About James Joyner
James Joyner is Professor of Security Studies at Marine Corps University's Command and Staff College. He's a former Army officer and Desert Storm veteran. Views expressed here are his own. Follow James on Twitter @DrJJoyner.


  1. Stevely says:

    The whole government does that. NASA has few government scientists and engineers now, just about everything is done by contractors.

    Amongst other things, it’s way for politicians to show that they’ve “shrunk the size of government” by transferring jobs to contractors. Of course the tax payer doesn’t save anything. The job still has to be done, and IMO some of the big contractors are becoming arms of the government.

    Of course the government needs industry to build weapons, vehicles and equipment, but when it turns to contractors to do administrative jobs and other jobs internal to government agencies, things have gone too far.

  2. DC Loser says:

    I’ve been watching this fiscal charade and musical chair game being foisted on us by Congress and the Executive Branch for the past 15 years, starting with Algore’s “Reinventing the Government.” Now the federal government is expecting to lose more than 40% of its workforce in the next decade due to baby boomer retirement, and substituting them with wet behind the ears new college grads. Expect more of the same.

  3. DC Loser says:

    We should check with some former East German specialists in fortified borders for this project.

  4. Lindy R. Dole says:


  5. Steven Plunk says:

    State’s are the same. Our state DOT is staffed primarily with engineers but almost all engineering work is contracted out. To make it worse the outside contractors are usually ex-DOT people.

    Until some sort of accountability is installed the taxpayers will continue to get ripped off.

  6. Eric J says:

    I pick June, 2007 for the first “Border Fence Contractors Employ Illegal Immigrants” headline.

  7. leelu says:

    The whole thing will be brought to a screeching halt by the Sierra Club suit to protect the endangered Southwest Sand Gnat.

    Wait for it…

  8. I’m not necessarily convinced that the use of contractors is a bad thing. One advantage can already be seen from the article above – the contractors have done some of this work before for other government agencies. What if each agency had to re-invent the wheel every time the same project had to be performed again?

    Another benefit is that contracting this work minimizes disruptions to the government labor pool. If the governments were responsible for staffing these big projects themselves while continuing their regular work, then they’d either have massive scheduling issues (to get that fence built, send the secretaries down to Yuma PRONTO!), or they’d have to hire temporary government workers to do the job (and then it would be the GOVERNMENT who’d be hiring the illegal aliens – the military does it all the time).

  9. GoHskrs says:

    Defense contractors can — and do — have their contracts terminated for non-performance.

    Defense employees, not so much.

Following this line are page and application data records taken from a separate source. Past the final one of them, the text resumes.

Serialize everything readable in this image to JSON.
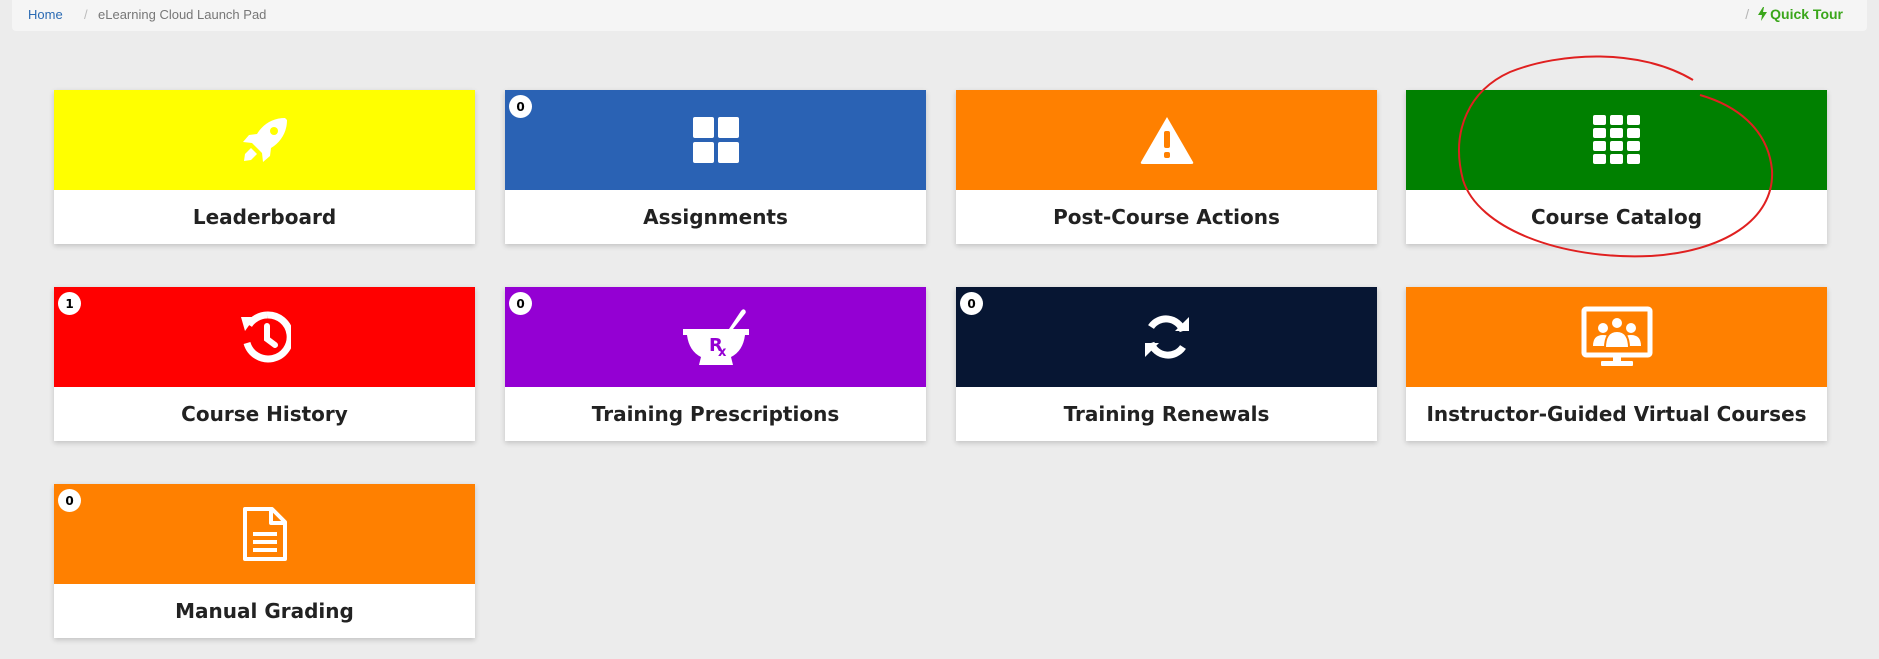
{
  "breadcrumb": {
    "home": "Home",
    "separator": "/",
    "current": "eLearning Cloud Launch Pad",
    "quick_tour": "Quick Tour"
  },
  "tiles": [
    {
      "label": "Leaderboard",
      "color": "#ffff00",
      "icon": "rocket-icon",
      "badge": null
    },
    {
      "label": "Assignments",
      "color": "#2a62b4",
      "icon": "grid-2x2-icon",
      "badge": "0"
    },
    {
      "label": "Post-Course Actions",
      "color": "#ff8000",
      "icon": "warning-icon",
      "badge": null
    },
    {
      "label": "Course Catalog",
      "color": "#008000",
      "icon": "grid-3x4-icon",
      "badge": null
    },
    {
      "label": "Course History",
      "color": "#ff0000",
      "icon": "history-icon",
      "badge": "1"
    },
    {
      "label": "Training Prescriptions",
      "color": "#9400d3",
      "icon": "mortar-pestle-rx-icon",
      "badge": "0"
    },
    {
      "label": "Training Renewals",
      "color": "#071633",
      "icon": "refresh-icon",
      "badge": "0"
    },
    {
      "label": "Instructor-Guided Virtual Courses",
      "color": "#ff8000",
      "icon": "virtual-classroom-icon",
      "badge": null
    },
    {
      "label": "Manual Grading",
      "color": "#ff8000",
      "icon": "document-icon",
      "badge": "0"
    }
  ],
  "annotation_color": "#e02020"
}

They often get promoted (and thus paid more) for non-performance.

    There are taxpayer ripoffs going on, all right, but to blame only contractors misses the point.

  10. floyd says:

    was that”defense contractors” or “de-fence contractors”? will they hire illegal aliens to cut costs,especially since this sounds like “the kind of job americans just won’t do”?